:: DATA TO USE
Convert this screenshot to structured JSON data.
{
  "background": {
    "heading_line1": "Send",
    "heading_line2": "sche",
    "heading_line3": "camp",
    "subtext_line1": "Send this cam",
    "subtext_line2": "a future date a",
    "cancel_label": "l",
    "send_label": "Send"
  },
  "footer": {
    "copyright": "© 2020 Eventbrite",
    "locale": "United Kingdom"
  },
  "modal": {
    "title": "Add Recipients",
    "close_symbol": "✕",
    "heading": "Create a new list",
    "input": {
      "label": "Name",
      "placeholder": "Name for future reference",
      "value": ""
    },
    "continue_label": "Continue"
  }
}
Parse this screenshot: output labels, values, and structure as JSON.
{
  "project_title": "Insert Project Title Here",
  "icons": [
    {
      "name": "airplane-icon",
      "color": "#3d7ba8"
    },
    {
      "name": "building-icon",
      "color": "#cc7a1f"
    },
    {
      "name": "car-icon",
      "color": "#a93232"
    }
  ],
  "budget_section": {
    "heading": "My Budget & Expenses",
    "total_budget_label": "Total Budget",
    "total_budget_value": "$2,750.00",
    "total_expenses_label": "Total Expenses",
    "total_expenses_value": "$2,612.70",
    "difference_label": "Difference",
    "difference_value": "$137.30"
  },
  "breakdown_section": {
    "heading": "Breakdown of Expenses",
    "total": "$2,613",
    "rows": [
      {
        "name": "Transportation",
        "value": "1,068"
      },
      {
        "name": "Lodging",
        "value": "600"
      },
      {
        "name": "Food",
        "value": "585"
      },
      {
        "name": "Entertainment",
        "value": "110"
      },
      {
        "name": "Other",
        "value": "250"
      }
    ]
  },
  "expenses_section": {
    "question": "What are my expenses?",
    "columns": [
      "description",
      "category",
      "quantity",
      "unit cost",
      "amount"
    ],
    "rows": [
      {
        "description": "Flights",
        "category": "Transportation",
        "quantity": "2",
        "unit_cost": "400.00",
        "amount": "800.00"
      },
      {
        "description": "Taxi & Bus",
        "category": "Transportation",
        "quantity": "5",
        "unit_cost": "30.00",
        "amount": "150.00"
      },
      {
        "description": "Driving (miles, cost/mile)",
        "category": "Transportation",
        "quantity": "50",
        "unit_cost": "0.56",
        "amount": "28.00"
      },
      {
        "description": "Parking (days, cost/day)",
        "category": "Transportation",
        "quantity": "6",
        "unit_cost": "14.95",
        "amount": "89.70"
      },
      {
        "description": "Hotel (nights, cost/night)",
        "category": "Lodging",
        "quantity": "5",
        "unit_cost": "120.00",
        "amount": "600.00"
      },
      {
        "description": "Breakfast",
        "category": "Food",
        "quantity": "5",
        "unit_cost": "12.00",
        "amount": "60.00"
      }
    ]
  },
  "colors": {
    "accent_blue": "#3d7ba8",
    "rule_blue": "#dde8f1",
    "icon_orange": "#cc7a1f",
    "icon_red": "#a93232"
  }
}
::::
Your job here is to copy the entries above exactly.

Convert this screenshot to structured JSON data.
{
  "background": {
    "heading_line1": "Send",
    "heading_line2": "sche",
    "heading_line3": "camp",
    "subtext_line1": "Send this cam",
    "subtext_line2": "a future date a",
    "cancel_label": "l",
    "send_label": "Send"
  },
  "footer": {
    "copyright": "© 2020 Eventbrite",
    "locale": "United Kingdom"
  },
  "modal": {
    "title": "Add Recipients",
    "close_symbol": "✕",
    "heading": "Create a new list",
    "input": {
      "label": "Name",
      "placeholder": "Name for future reference",
      "value": ""
    },
    "continue_label": "Continue"
  }
}
Parse this screenshot: output labels, values, and structure as JSON.
{
  "project_title": "Insert Project Title Here",
  "icons": [
    {
      "name": "airplane-icon",
      "color": "#3d7ba8"
    },
    {
      "name": "building-icon",
      "color": "#cc7a1f"
    },
    {
      "name": "car-icon",
      "color": "#a93232"
    }
  ],
  "budget_section": {
    "heading": "My Budget & Expenses",
    "total_budget_label": "Total Budget",
    "total_budget_value": "$2,750.00",
    "total_expenses_label": "Total Expenses",
    "total_expenses_value": "$2,612.70",
    "difference_label": "Difference",
    "difference_value": "$137.30"
  },
  "breakdown_section": {
    "heading": "Breakdown of Expenses",
    "total": "$2,613",
    "rows": [
      {
        "name": "Transportation",
        "value": "1,068"
      },
      {
        "name": "Lodging",
        "value": "600"
      },
      {
        "name": "Food",
        "value": "585"
      },
      {
        "name": "Entertainment",
        "value": "110"
      },
      {
        "name": "Other",
        "value": "250"
      }
    ]
  },
  "expenses_section": {
    "question": "What are my expenses?",
    "columns": [
      "description",
      "category",
      "quantity",
      "unit cost",
      "amount"
    ],
    "rows": [
      {
        "description": "Flights",
        "category": "Transportation",
        "quantity": "2",
        "unit_cost": "400.00",
        "amount": "800.00"
      },
      {
        "description": "Taxi & Bus",
        "category": "Transportation",
        "quantity": "5",
        "unit_cost": "30.00",
        "amount": "150.00"
      },
      {
        "description": "Driving (miles, cost/mile)",
        "category": "Transportation",
        "quantity": "50",
        "unit_cost": "0.56",
        "amount": "28.00"
      },
      {
        "description": "Parking (days, cost/day)",
        "category": "Transportation",
        "quantity": "6",
        "unit_cost": "14.95",
        "amount": "89.70"
      },
      {
        "description": "Hotel (nights, cost/night)",
        "category": "Lodging",
        "quantity": "5",
        "unit_cost": "120.00",
        "amount": "600.00"
      },
      {
        "description": "Breakfast",
        "category": "Food",
        "quantity": "5",
        "unit_cost": "12.00",
        "amount": "60.00"
      }
    ]
  },
  "colors": {
    "accent_blue": "#3d7ba8",
    "rule_blue": "#dde8f1",
    "icon_orange": "#cc7a1f",
    "icon_red": "#a93232"
  }
}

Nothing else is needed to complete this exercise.